It hasn’t necessarily been a smooth ride, and there is no question that the former Everton man is far from universally popular amongst the United Faithful, but few should begrudge his contribution to a side who up until recently consistently claimed the game’s biggest prizes.
Had Sir Alex Ferguson remained at the club any longer, Wayne Rooney would be long gone. The Reds’ former manager believed Rooney had peaked and the player’s own desire to drop back into a midfield role is perhaps testament that the Scot was right. Nevertheless, as things transpired Rooney was convinced by David Moyes to remain at Old Trafford and now captains a side looking to erase the bad memories of an unsatisfactory few years.
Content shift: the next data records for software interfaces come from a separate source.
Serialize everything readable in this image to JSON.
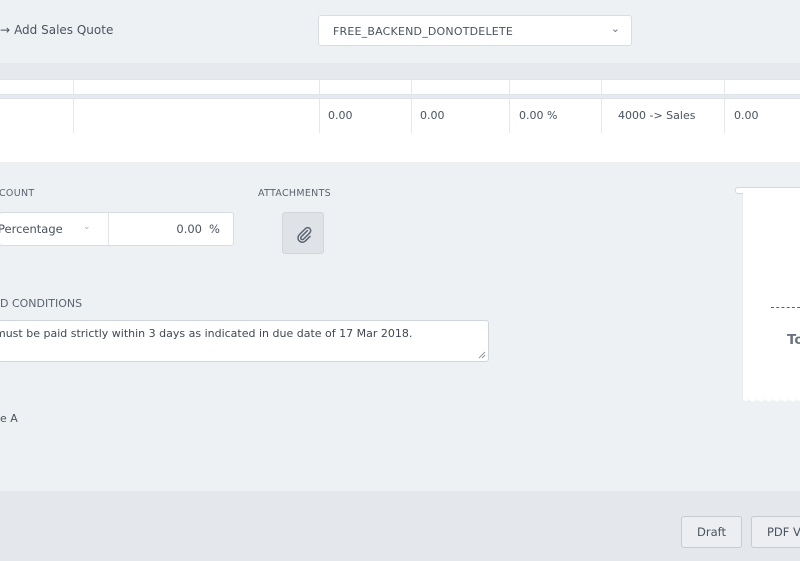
{
  "header": {
    "back_arrow": "→",
    "back_label": "Add Sales Quote",
    "organization_select": {
      "value": "FREE_BACKEND_DONOTDELETE",
      "chevron": "⌄"
    }
  },
  "line_items": {
    "rows": [
      {
        "col3": "0.00",
        "col4": "0.00",
        "col5": "0.00 %",
        "account": "4000 -> Sales",
        "col7": "0.00"
      }
    ]
  },
  "discount": {
    "label": "COUNT",
    "type_value": "Percentage",
    "type_chevron": "⌄",
    "amount": "0.00",
    "unit": "%"
  },
  "attachments": {
    "label": "ATTACHMENTS",
    "icon": "paperclip-icon"
  },
  "terms": {
    "label": "D CONDITIONS",
    "text": "must be paid strictly within 3 days as indicated in due date of 17 Mar 2018."
  },
  "note": "e A",
  "summary": {
    "total_label": "To"
  },
  "footer": {
    "draft_label": "Draft",
    "pdf_label": "PDF V"
  }
}
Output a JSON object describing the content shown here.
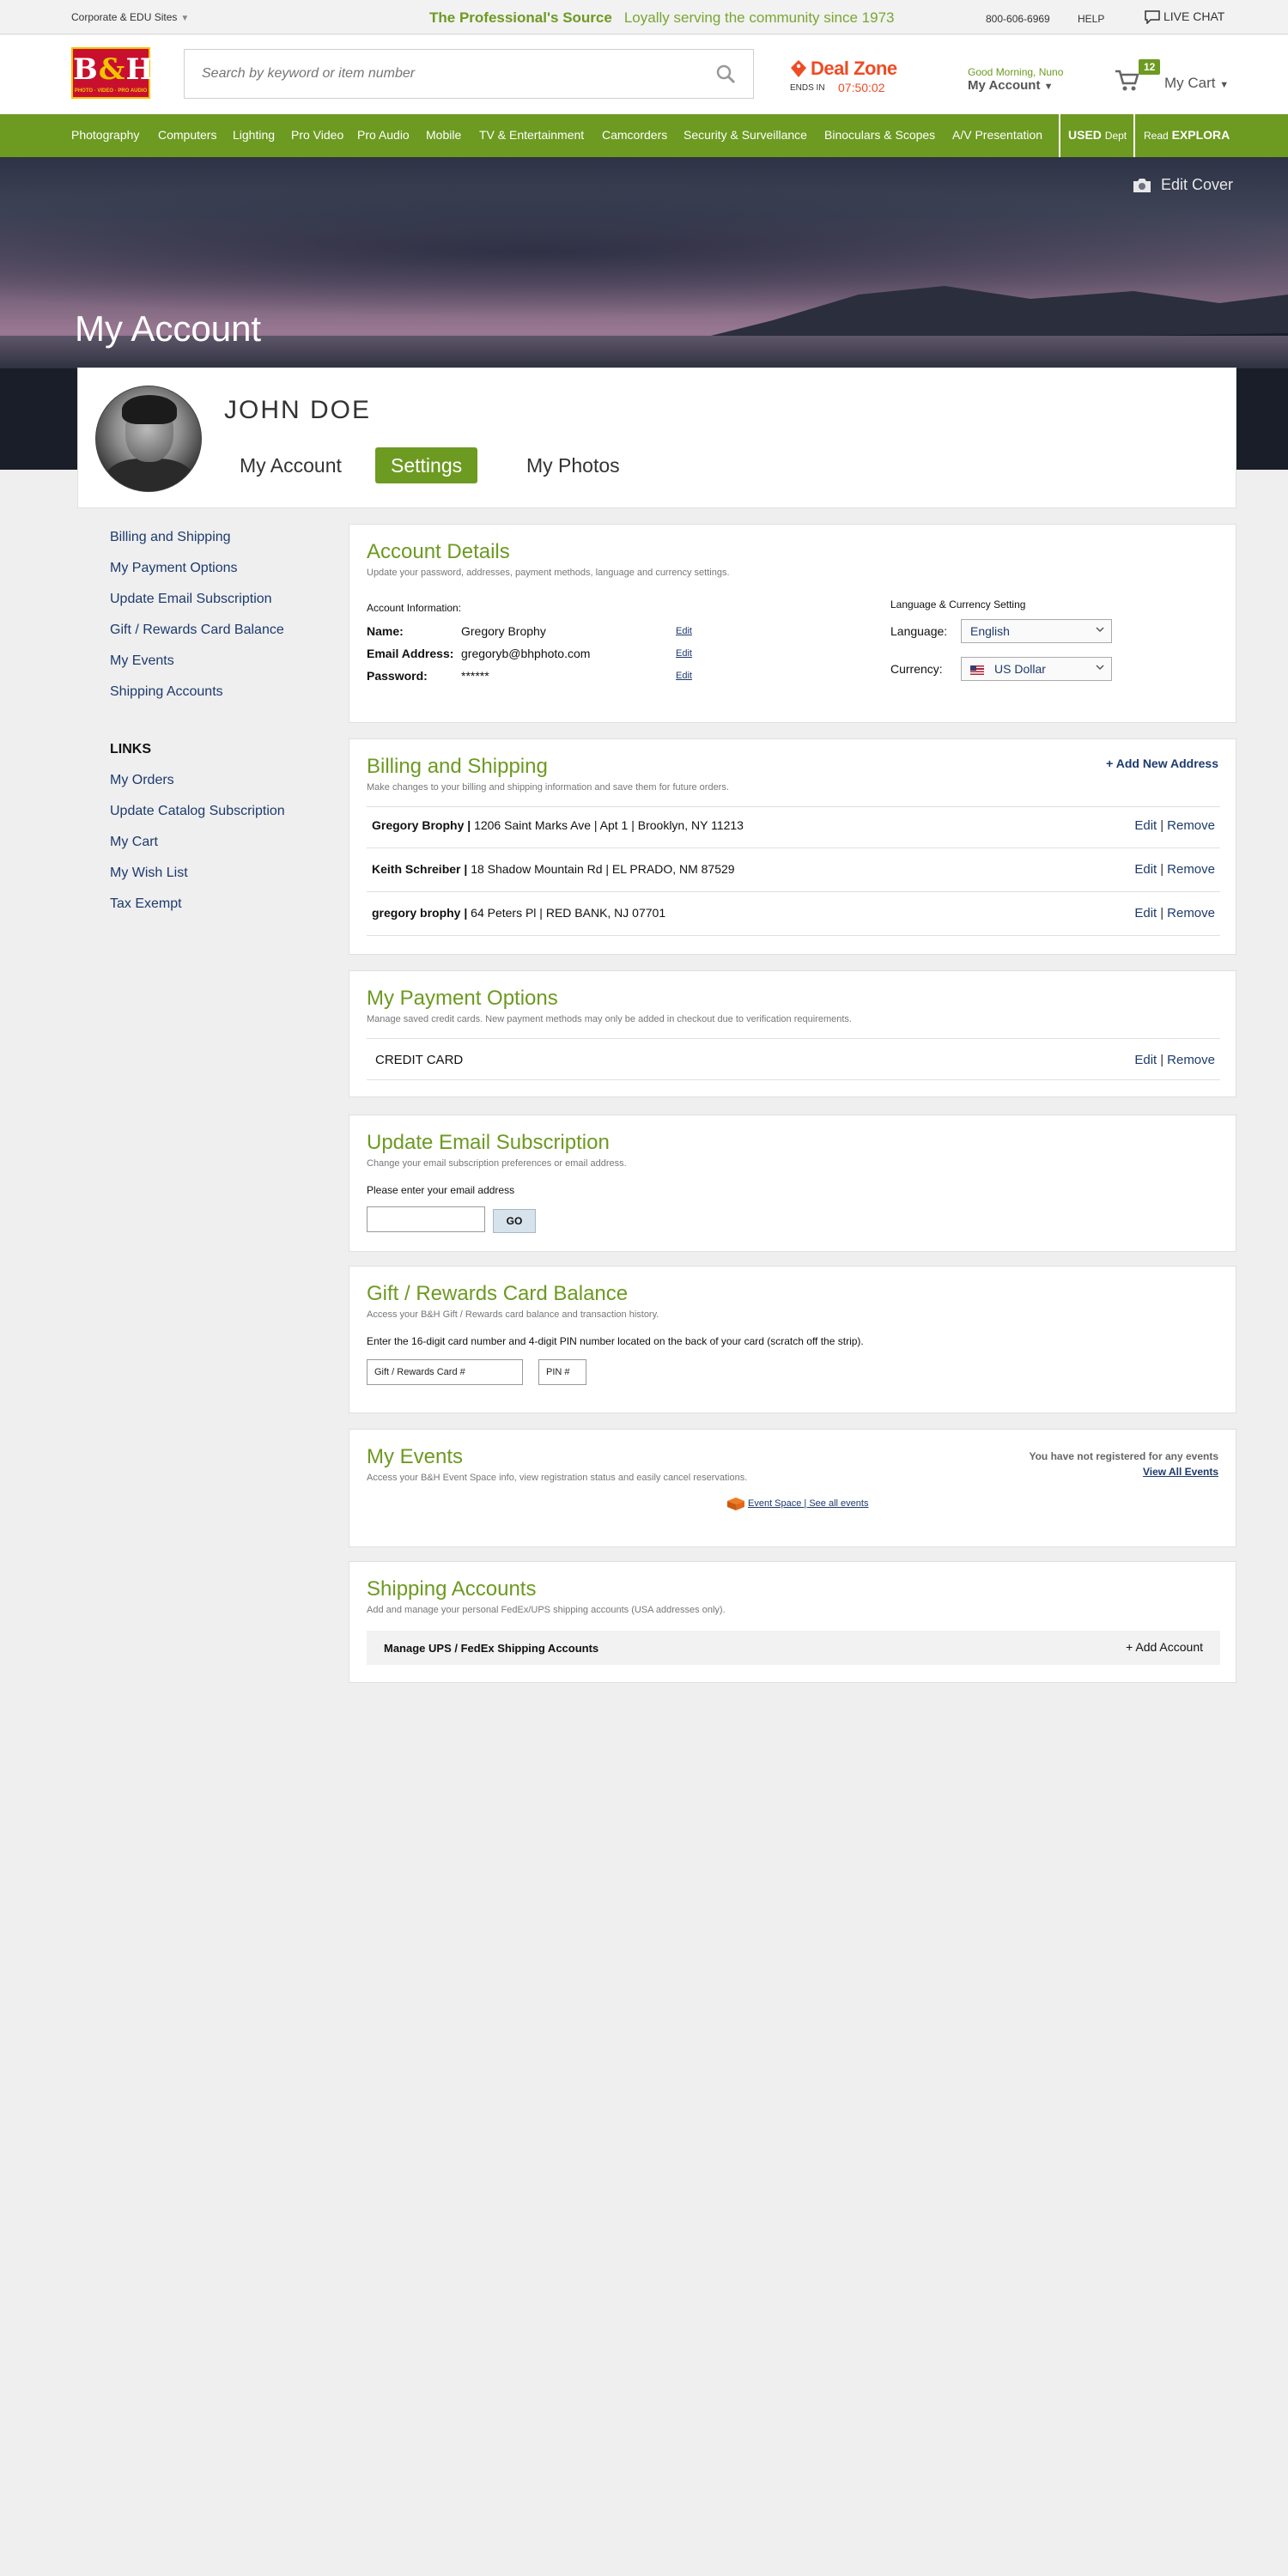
{
  "util": {
    "corporate": "Corporate & EDU Sites",
    "tagline_bold": "The Professional's Source",
    "tagline_rest": "Loyally serving the community since 1973",
    "phone": "800-606-6969",
    "help": "HELP",
    "live_chat": "LIVE CHAT"
  },
  "header": {
    "logo_text": "B&H",
    "logo_sub": "PHOTO · VIDEO · PRO AUDIO",
    "search_placeholder": "Search by keyword or item number",
    "deal_zone": "Deal Zone",
    "ends_in": "ENDS IN",
    "deal_timer": "07:50:02",
    "greeting": "Good Morning, Nuno",
    "my_account": "My Account",
    "cart_count": "12",
    "my_cart": "My Cart"
  },
  "nav": {
    "items": [
      "Photography",
      "Computers",
      "Lighting",
      "Pro Video",
      "Pro Audio",
      "Mobile",
      "TV & Entertainment",
      "Camcorders",
      "Security & Surveillance",
      "Binoculars & Scopes",
      "A/V Presentation"
    ],
    "used_bold": "USED",
    "used_rest": "Dept",
    "explora_pre": "Read",
    "explora": "EXPLORA"
  },
  "cover": {
    "edit_cover": "Edit Cover",
    "title": "My Account"
  },
  "profile": {
    "name": "JOHN DOE",
    "tabs": [
      "My Account",
      "Settings",
      "My Photos"
    ],
    "active_tab": "Settings"
  },
  "sidebar": {
    "links": [
      "Billing and Shipping",
      "My Payment Options",
      "Update Email Subscription",
      "Gift / Rewards Card Balance",
      "My Events",
      "Shipping Accounts"
    ],
    "links_header": "LINKS",
    "links2": [
      "My Orders",
      "Update Catalog Subscription",
      "My Cart",
      "My Wish List",
      "Tax Exempt"
    ]
  },
  "account": {
    "title": "Account Details",
    "subtitle": "Update your password, addresses, payment methods, language and currency settings.",
    "info_label": "Account Information:",
    "name_label": "Name:",
    "name_value": "Gregory Brophy",
    "email_label": "Email Address:",
    "email_value": "gregoryb@bhphoto.com",
    "password_label": "Password:",
    "password_value": "******",
    "edit": "Edit",
    "lang_header": "Language & Currency Setting",
    "language_label": "Language:",
    "language_value": "English",
    "currency_label": "Currency:",
    "currency_value": "US Dollar"
  },
  "billing": {
    "title": "Billing and Shipping",
    "subtitle": "Make changes to your billing and shipping information and save them for future orders.",
    "add_new": "+ Add New Address",
    "addresses": [
      {
        "name": "Gregory Brophy |",
        "address": "1206 Saint Marks Ave | Apt 1 | Brooklyn, NY 11213"
      },
      {
        "name": "Keith Schreiber |",
        "address": "18 Shadow Mountain Rd | EL PRADO, NM 87529"
      },
      {
        "name": "gregory brophy |",
        "address": "64 Peters Pl | RED BANK, NJ 07701"
      }
    ],
    "edit": "Edit",
    "remove": "Remove"
  },
  "payment": {
    "title": "My Payment Options",
    "subtitle": "Manage saved credit cards. New payment methods may only be added in checkout due to verification requirements.",
    "credit_card": "CREDIT CARD",
    "edit": "Edit",
    "remove": "Remove"
  },
  "email": {
    "title": "Update Email Subscription",
    "subtitle": "Change your email subscription preferences or email address.",
    "prompt": "Please enter your email address",
    "go": "GO"
  },
  "gift": {
    "title": "Gift / Rewards Card Balance",
    "subtitle": "Access your B&H Gift / Rewards card balance and transaction history.",
    "description": "Enter the 16-digit card number and 4-digit PIN number located on the back of your card (scratch off the strip).",
    "card_placeholder": "Gift / Rewards Card #",
    "pin_placeholder": "PIN #"
  },
  "events": {
    "title": "My Events",
    "subtitle": "Access your B&H Event Space info, view registration status and easily cancel reservations.",
    "not_registered": "You have not registered for any events",
    "view_all": "View All Events",
    "event_space": "Event Space | See all events"
  },
  "shipping": {
    "title": "Shipping Accounts",
    "subtitle": "Add and manage your personal FedEx/UPS shipping accounts (USA addresses only).",
    "manage": "Manage UPS / FedEx Shipping Accounts",
    "add": "+ Add Account"
  }
}
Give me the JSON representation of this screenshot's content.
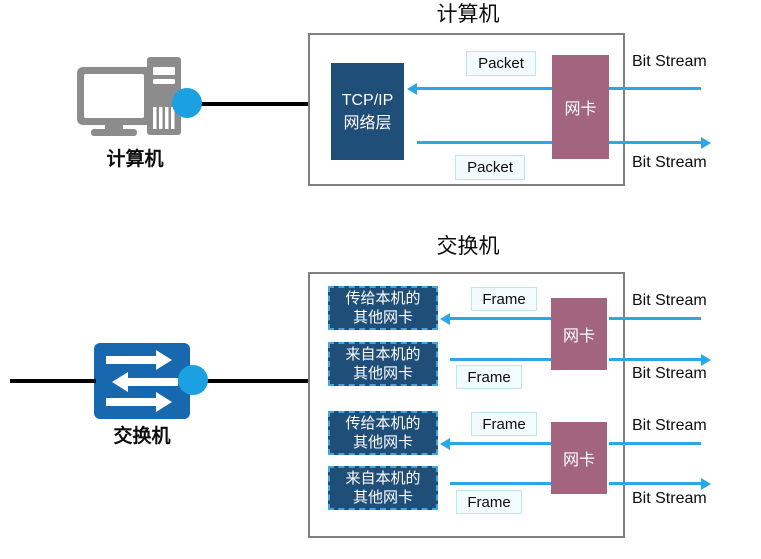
{
  "diagram": {
    "background": "#ffffff",
    "colors": {
      "navy": "#1F4E79",
      "mauve": "#A2647F",
      "flow_blue": "#2BA6E8",
      "dot_blue": "#1BA1E2",
      "container_gray": "#808080",
      "switch_icon_blue": "#1868B0",
      "pc_icon_gray": "#8C8C8C",
      "tag_fill": "#F2FBFE",
      "tag_border": "#BFE4F5"
    }
  },
  "computer_section": {
    "title": "计算机",
    "device": {
      "label": "计算机",
      "icon": "desktop-computer-icon",
      "port_dot": "network-port-dot"
    },
    "stack_box": {
      "line1": "TCP/IP",
      "line2": "网络层"
    },
    "nic": {
      "label": "网卡"
    },
    "flows": [
      {
        "direction": "inbound",
        "tag": "Packet",
        "outer_label": "Bit Stream"
      },
      {
        "direction": "outbound",
        "tag": "Packet",
        "outer_label": "Bit Stream"
      }
    ]
  },
  "switch_section": {
    "title": "交换机",
    "device": {
      "label": "交换机",
      "icon": "network-switch-icon",
      "port_dot": "network-port-dot"
    },
    "nic_groups": [
      {
        "nic": {
          "label": "网卡"
        },
        "flows": [
          {
            "direction": "inbound",
            "target_box": {
              "line1": "传给本机的",
              "line2": "其他网卡"
            },
            "tag": "Frame",
            "outer_label": "Bit Stream"
          },
          {
            "direction": "outbound",
            "target_box": {
              "line1": "来自本机的",
              "line2": "其他网卡"
            },
            "tag": "Frame",
            "outer_label": "Bit Stream"
          }
        ]
      },
      {
        "nic": {
          "label": "网卡"
        },
        "flows": [
          {
            "direction": "inbound",
            "target_box": {
              "line1": "传给本机的",
              "line2": "其他网卡"
            },
            "tag": "Frame",
            "outer_label": "Bit Stream"
          },
          {
            "direction": "outbound",
            "target_box": {
              "line1": "来自本机的",
              "line2": "其他网卡"
            },
            "tag": "Frame",
            "outer_label": "Bit Stream"
          }
        ]
      }
    ]
  }
}
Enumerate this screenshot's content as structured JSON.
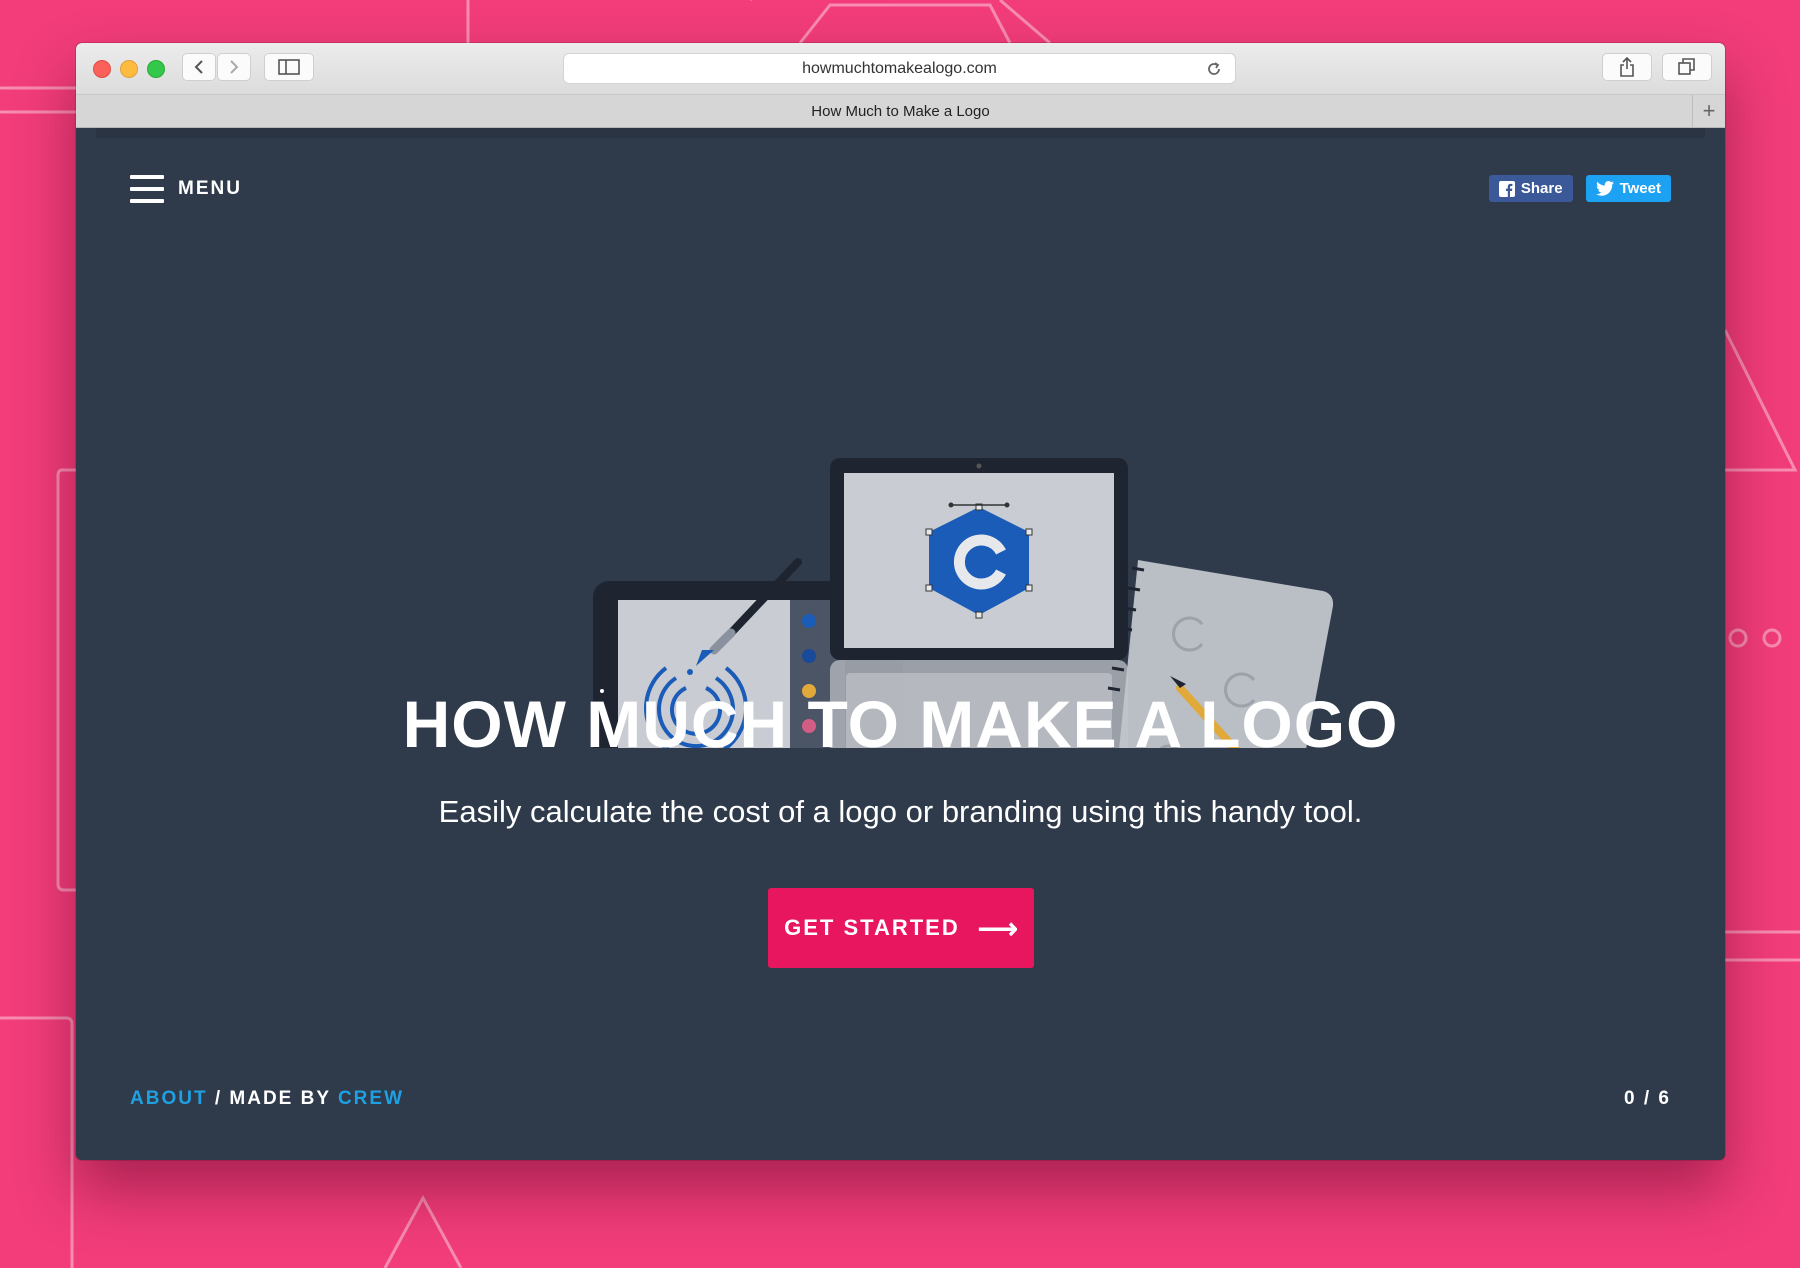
{
  "browser": {
    "url": "howmuchtomakealogo.com",
    "tab_title": "How Much to Make a Logo",
    "new_tab_label": "+"
  },
  "header": {
    "menu_label": "MENU",
    "share_label": "Share",
    "tweet_label": "Tweet"
  },
  "hero": {
    "title": "HOW MUCH TO MAKE A LOGO",
    "subtitle": "Easily calculate the cost of a logo or branding using this handy tool.",
    "cta_label": "GET STARTED",
    "cta_arrow": "⟶",
    "logo_letter": "C"
  },
  "footer": {
    "about_label": "ABOUT",
    "separator": " / MADE BY ",
    "crew_label": "CREW",
    "progress": "0 / 6"
  },
  "colors": {
    "background": "#f23d7a",
    "page": "#2f3a4b",
    "accent": "#e8155f",
    "link": "#1fa0e2",
    "facebook": "#3b5998",
    "twitter": "#1da1f2"
  }
}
Jose Mourinho was clear and uncomplicated in his assessment; Wayne Rooney will play as a striker, a no.10, or not at all. With the talents of Ibrahimovic and Henrikh Mkhitaryan arriving, and the promise and potential of Anthony Martial and Marcus Rashford already in the ranks, the Evertonian’s playing time this season may well make for interesting viewing.
For the first time since the very late days of Sir Alex Ferguson’s reign, the striker has serious competition. The hunger remains and that competition may well spark one final resurgence. That is what Jose Mourinho will be hoping; but at last a manager has arrived with the experience and conviction to work ruthlessly with even the biggest names.
Time will tell if Rooney can rediscover some serious goal-scoring form in a forward role, but the early signs are positive and the England man has looked fit and determined in training. The added competition may just squeeze out the final remnants of a player truly at the top of the game at his peak in a system that should suit him, and it should not surprise anyone were Rooney to register over 20 goals in the forthcoming campaign.
The most likely scenario is that Rooney will play behind Zlatan Ibrahimovic, bursting into the box in attack and staying compact defensively in the mould Jose Mourinho treasures so dearly. With pace either side likely provided by Martial and Mkhitaryan United will have a fluid forward line, but Mkhitaryan’s suitability to the no.10 role does raise question marks as to Rooney’s starting place.
Perhaps one big factor in the United captain’s favour is in fact the armband. For all his limitations on the field, communication and leadership are not, and never have been, found wanting with Wayne Rooney. He remains a key figure in the dressing room and will no doubt continue to fight for the team on the pitch.
Some will never forgive him for handing in a transfer request (perhaps on more than one occasion), but with a testimonial next week Rooney’s commitment and achievements on the pitch should not be forgotten.
Not many will forget the hattrick on his Champions League debut, the volley against Newcastle, a Champions League final goal that brought hope and elation, and an overhead kick to win a Manchester Derby to name a few. It has been 12 years of largely great memories and it is hoped that there may be a few more to come.
It is difficult to argue that Wayne Rooney will have many years left at the highest level, but if Jose Mourinho can ignite one last resurgence the Old Trafford Faithful may just for the final time see a top player who has been a top servant to Manchester United football club deliver on the biggest stage.